Reproduce the line that holds "Convert this screenshot" together with all the lines after it up to the end of the entries.

===

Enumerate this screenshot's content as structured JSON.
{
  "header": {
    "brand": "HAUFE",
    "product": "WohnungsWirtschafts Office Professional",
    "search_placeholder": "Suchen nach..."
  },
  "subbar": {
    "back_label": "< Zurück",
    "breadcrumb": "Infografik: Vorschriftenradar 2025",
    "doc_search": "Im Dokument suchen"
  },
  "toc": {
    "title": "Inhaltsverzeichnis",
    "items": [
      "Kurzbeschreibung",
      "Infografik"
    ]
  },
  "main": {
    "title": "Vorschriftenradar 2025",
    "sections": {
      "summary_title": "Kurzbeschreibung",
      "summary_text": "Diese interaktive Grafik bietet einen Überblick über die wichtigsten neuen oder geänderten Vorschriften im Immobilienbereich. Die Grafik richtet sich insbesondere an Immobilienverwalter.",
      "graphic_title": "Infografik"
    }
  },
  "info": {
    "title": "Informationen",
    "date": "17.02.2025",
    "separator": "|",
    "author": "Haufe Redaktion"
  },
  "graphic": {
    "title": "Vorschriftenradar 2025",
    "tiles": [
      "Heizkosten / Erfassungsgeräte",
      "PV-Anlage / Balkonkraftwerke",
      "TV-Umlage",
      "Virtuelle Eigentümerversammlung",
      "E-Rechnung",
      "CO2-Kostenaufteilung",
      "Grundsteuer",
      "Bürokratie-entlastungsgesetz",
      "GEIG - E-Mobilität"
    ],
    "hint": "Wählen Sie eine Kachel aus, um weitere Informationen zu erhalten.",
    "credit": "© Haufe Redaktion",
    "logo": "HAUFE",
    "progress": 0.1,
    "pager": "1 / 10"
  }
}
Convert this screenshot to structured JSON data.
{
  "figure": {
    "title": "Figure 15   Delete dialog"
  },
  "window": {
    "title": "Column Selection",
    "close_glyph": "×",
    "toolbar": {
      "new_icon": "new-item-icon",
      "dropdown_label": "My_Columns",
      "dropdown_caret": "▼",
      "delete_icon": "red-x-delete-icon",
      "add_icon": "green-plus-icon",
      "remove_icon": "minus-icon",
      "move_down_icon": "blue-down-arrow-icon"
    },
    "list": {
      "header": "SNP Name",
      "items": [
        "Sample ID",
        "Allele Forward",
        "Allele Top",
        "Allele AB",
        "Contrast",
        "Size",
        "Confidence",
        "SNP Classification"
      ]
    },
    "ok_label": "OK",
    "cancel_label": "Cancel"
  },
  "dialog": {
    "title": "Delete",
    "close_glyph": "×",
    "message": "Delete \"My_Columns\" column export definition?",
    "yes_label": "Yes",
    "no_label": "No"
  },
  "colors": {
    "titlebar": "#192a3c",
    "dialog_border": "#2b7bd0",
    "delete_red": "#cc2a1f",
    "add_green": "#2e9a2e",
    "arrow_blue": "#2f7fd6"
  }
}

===

- **ANSWER TO THIS EXERCISE**:
Convert this screenshot to structured JSON data.
{
  "figure": {
    "title": "Figure 15   Delete dialog"
  },
  "window": {
    "title": "Column Selection",
    "close_glyph": "×",
    "toolbar": {
      "new_icon": "new-item-icon",
      "dropdown_label": "My_Columns",
      "dropdown_caret": "▼",
      "delete_icon": "red-x-delete-icon",
      "add_icon": "green-plus-icon",
      "remove_icon": "minus-icon",
      "move_down_icon": "blue-down-arrow-icon"
    },
    "list": {
      "header": "SNP Name",
      "items": [
        "Sample ID",
        "Allele Forward",
        "Allele Top",
        "Allele AB",
        "Contrast",
        "Size",
        "Confidence",
        "SNP Classification"
      ]
    },
    "ok_label": "OK",
    "cancel_label": "Cancel"
  },
  "dialog": {
    "title": "Delete",
    "close_glyph": "×",
    "message": "Delete \"My_Columns\" column export definition?",
    "yes_label": "Yes",
    "no_label": "No"
  },
  "colors": {
    "titlebar": "#192a3c",
    "dialog_border": "#2b7bd0",
    "delete_red": "#cc2a1f",
    "add_green": "#2e9a2e",
    "arrow_blue": "#2f7fd6"
  }
}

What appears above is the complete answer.